**Work instructions**.
Below are some entries. Reproduce them word for word.

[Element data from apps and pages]
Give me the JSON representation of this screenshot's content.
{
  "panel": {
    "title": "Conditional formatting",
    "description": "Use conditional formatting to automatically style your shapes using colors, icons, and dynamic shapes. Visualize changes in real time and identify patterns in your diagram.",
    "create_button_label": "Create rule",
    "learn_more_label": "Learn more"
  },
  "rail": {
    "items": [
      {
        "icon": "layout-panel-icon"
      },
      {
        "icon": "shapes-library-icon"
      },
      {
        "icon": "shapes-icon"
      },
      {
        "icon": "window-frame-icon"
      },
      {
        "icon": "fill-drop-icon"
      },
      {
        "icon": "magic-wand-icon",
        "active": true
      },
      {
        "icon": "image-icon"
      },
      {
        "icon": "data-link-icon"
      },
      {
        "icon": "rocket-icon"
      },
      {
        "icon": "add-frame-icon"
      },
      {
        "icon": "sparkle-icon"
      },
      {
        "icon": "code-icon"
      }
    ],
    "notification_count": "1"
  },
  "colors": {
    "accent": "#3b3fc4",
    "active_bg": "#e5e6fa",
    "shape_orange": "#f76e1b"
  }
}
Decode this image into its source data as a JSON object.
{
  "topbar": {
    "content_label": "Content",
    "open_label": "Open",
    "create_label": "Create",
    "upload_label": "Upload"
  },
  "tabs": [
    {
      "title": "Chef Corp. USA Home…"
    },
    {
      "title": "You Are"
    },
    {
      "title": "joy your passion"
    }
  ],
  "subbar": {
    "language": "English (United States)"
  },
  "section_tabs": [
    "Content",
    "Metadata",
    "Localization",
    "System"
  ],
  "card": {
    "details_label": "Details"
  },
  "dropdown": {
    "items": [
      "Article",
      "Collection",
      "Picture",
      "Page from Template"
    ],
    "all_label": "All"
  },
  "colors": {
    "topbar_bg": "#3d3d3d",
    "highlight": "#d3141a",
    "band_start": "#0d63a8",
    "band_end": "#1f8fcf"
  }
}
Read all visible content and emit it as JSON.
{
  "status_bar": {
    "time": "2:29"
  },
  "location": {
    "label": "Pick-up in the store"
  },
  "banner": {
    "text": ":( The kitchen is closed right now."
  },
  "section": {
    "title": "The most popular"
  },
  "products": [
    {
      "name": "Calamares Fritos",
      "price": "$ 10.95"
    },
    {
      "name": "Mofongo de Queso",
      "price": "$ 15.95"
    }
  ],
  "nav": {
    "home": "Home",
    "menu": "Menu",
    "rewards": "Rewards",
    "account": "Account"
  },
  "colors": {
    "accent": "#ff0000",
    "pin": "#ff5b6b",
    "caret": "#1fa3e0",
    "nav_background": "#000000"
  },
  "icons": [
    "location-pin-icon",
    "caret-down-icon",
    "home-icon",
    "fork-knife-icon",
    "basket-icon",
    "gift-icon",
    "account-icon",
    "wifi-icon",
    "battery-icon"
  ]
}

**Task output**.
Give me the JSON representation of this screenshot's content.
{
  "panel": {
    "title": "Conditional formatting",
    "description": "Use conditional formatting to automatically style your shapes using colors, icons, and dynamic shapes. Visualize changes in real time and identify patterns in your diagram.",
    "create_button_label": "Create rule",
    "learn_more_label": "Learn more"
  },
  "rail": {
    "items": [
      {
        "icon": "layout-panel-icon"
      },
      {
        "icon": "shapes-library-icon"
      },
      {
        "icon": "shapes-icon"
      },
      {
        "icon": "window-frame-icon"
      },
      {
        "icon": "fill-drop-icon"
      },
      {
        "icon": "magic-wand-icon",
        "active": true
      },
      {
        "icon": "image-icon"
      },
      {
        "icon": "data-link-icon"
      },
      {
        "icon": "rocket-icon"
      },
      {
        "icon": "add-frame-icon"
      },
      {
        "icon": "sparkle-icon"
      },
      {
        "icon": "code-icon"
      }
    ],
    "notification_count": "1"
  },
  "colors": {
    "accent": "#3b3fc4",
    "active_bg": "#e5e6fa",
    "shape_orange": "#f76e1b"
  }
}
Decode this image into its source data as a JSON object.
{
  "topbar": {
    "content_label": "Content",
    "open_label": "Open",
    "create_label": "Create",
    "upload_label": "Upload"
  },
  "tabs": [
    {
      "title": "Chef Corp. USA Home…"
    },
    {
      "title": "You Are"
    },
    {
      "title": "joy your passion"
    }
  ],
  "subbar": {
    "language": "English (United States)"
  },
  "section_tabs": [
    "Content",
    "Metadata",
    "Localization",
    "System"
  ],
  "card": {
    "details_label": "Details"
  },
  "dropdown": {
    "items": [
      "Article",
      "Collection",
      "Picture",
      "Page from Template"
    ],
    "all_label": "All"
  },
  "colors": {
    "topbar_bg": "#3d3d3d",
    "highlight": "#d3141a",
    "band_start": "#0d63a8",
    "band_end": "#1f8fcf"
  }
}
Read all visible content and emit it as JSON.
{
  "status_bar": {
    "time": "2:29"
  },
  "location": {
    "label": "Pick-up in the store"
  },
  "banner": {
    "text": ":( The kitchen is closed right now."
  },
  "section": {
    "title": "The most popular"
  },
  "products": [
    {
      "name": "Calamares Fritos",
      "price": "$ 10.95"
    },
    {
      "name": "Mofongo de Queso",
      "price": "$ 15.95"
    }
  ],
  "nav": {
    "home": "Home",
    "menu": "Menu",
    "rewards": "Rewards",
    "account": "Account"
  },
  "colors": {
    "accent": "#ff0000",
    "pin": "#ff5b6b",
    "caret": "#1fa3e0",
    "nav_background": "#000000"
  },
  "icons": [
    "location-pin-icon",
    "caret-down-icon",
    "home-icon",
    "fork-knife-icon",
    "basket-icon",
    "gift-icon",
    "account-icon",
    "wifi-icon",
    "battery-icon"
  ]
}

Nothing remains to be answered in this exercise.